Problem description.
Write the data below out again, exactly as each line reads.

Records to use.
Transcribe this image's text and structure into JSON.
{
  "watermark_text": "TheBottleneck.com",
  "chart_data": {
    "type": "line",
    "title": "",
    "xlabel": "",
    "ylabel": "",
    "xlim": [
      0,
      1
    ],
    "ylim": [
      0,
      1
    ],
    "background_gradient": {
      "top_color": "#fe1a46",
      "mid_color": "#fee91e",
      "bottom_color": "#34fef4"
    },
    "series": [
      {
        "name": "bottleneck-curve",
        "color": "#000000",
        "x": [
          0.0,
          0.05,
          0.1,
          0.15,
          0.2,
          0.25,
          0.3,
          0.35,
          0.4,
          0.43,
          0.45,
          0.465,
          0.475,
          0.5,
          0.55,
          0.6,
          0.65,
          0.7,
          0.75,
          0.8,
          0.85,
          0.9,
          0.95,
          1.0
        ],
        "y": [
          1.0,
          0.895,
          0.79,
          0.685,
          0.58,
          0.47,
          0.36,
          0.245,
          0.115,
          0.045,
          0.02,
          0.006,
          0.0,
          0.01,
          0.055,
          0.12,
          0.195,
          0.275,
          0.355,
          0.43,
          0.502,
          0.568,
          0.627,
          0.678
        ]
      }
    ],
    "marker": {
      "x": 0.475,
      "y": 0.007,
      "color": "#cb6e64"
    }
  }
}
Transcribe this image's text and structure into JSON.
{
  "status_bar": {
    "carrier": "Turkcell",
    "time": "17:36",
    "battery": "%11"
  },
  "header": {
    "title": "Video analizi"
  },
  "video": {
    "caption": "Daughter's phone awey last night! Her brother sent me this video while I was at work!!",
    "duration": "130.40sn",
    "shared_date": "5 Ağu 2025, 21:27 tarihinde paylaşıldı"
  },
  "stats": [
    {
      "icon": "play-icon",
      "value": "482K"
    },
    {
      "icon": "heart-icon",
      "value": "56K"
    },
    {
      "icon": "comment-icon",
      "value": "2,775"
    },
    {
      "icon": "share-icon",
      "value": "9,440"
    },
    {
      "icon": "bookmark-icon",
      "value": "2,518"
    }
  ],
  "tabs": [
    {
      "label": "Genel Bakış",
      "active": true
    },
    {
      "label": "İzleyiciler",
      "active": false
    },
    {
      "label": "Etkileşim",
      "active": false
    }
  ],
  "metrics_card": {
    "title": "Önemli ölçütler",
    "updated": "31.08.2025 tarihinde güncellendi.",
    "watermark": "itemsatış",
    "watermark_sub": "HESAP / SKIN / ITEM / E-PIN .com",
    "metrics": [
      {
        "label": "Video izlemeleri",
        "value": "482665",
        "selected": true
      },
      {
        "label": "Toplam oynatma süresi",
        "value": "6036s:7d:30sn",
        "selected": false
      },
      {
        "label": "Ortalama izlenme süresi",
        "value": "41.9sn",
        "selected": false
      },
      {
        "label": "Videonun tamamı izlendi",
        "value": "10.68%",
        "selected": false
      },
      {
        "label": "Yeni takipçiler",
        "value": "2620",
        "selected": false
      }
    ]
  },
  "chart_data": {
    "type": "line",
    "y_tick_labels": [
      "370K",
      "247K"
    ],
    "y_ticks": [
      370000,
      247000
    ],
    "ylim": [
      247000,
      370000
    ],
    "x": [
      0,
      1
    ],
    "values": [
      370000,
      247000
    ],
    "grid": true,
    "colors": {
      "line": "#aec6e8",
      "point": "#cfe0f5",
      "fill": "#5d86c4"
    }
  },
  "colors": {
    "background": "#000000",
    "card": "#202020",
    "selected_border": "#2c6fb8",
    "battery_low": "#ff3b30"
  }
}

Solution to the exercise.
Transcribe this image's text and structure into JSON.
{
  "watermark_text": "TheBottleneck.com",
  "chart_data": {
    "type": "line",
    "title": "",
    "xlabel": "",
    "ylabel": "",
    "xlim": [
      0,
      1
    ],
    "ylim": [
      0,
      1
    ],
    "background_gradient": {
      "top_color": "#fe1a46",
      "mid_color": "#fee91e",
      "bottom_color": "#34fef4"
    },
    "series": [
      {
        "name": "bottleneck-curve",
        "color": "#000000",
        "x": [
          0.0,
          0.05,
          0.1,
          0.15,
          0.2,
          0.25,
          0.3,
          0.35,
          0.4,
          0.43,
          0.45,
          0.465,
          0.475,
          0.5,
          0.55,
          0.6,
          0.65,
          0.7,
          0.75,
          0.8,
          0.85,
          0.9,
          0.95,
          1.0
        ],
        "y": [
          1.0,
          0.895,
          0.79,
          0.685,
          0.58,
          0.47,
          0.36,
          0.245,
          0.115,
          0.045,
          0.02,
          0.006,
          0.0,
          0.01,
          0.055,
          0.12,
          0.195,
          0.275,
          0.355,
          0.43,
          0.502,
          0.568,
          0.627,
          0.678
        ]
      }
    ],
    "marker": {
      "x": 0.475,
      "y": 0.007,
      "color": "#cb6e64"
    }
  }
}
Transcribe this image's text and structure into JSON.
{
  "status_bar": {
    "carrier": "Turkcell",
    "time": "17:36",
    "battery": "%11"
  },
  "header": {
    "title": "Video analizi"
  },
  "video": {
    "caption": "Daughter's phone awey last night! Her brother sent me this video while I was at work!!",
    "duration": "130.40sn",
    "shared_date": "5 Ağu 2025, 21:27 tarihinde paylaşıldı"
  },
  "stats": [
    {
      "icon": "play-icon",
      "value": "482K"
    },
    {
      "icon": "heart-icon",
      "value": "56K"
    },
    {
      "icon": "comment-icon",
      "value": "2,775"
    },
    {
      "icon": "share-icon",
      "value": "9,440"
    },
    {
      "icon": "bookmark-icon",
      "value": "2,518"
    }
  ],
  "tabs": [
    {
      "label": "Genel Bakış",
      "active": true
    },
    {
      "label": "İzleyiciler",
      "active": false
    },
    {
      "label": "Etkileşim",
      "active": false
    }
  ],
  "metrics_card": {
    "title": "Önemli ölçütler",
    "updated": "31.08.2025 tarihinde güncellendi.",
    "watermark": "itemsatış",
    "watermark_sub": "HESAP / SKIN / ITEM / E-PIN .com",
    "metrics": [
      {
        "label": "Video izlemeleri",
        "value": "482665",
        "selected": true
      },
      {
        "label": "Toplam oynatma süresi",
        "value": "6036s:7d:30sn",
        "selected": false
      },
      {
        "label": "Ortalama izlenme süresi",
        "value": "41.9sn",
        "selected": false
      },
      {
        "label": "Videonun tamamı izlendi",
        "value": "10.68%",
        "selected": false
      },
      {
        "label": "Yeni takipçiler",
        "value": "2620",
        "selected": false
      }
    ]
  },
  "chart_data": {
    "type": "line",
    "y_tick_labels": [
      "370K",
      "247K"
    ],
    "y_ticks": [
      370000,
      247000
    ],
    "ylim": [
      247000,
      370000
    ],
    "x": [
      0,
      1
    ],
    "values": [
      370000,
      247000
    ],
    "grid": true,
    "colors": {
      "line": "#aec6e8",
      "point": "#cfe0f5",
      "fill": "#5d86c4"
    }
  },
  "colors": {
    "background": "#000000",
    "card": "#202020",
    "selected_border": "#2c6fb8",
    "battery_low": "#ff3b30"
  }
}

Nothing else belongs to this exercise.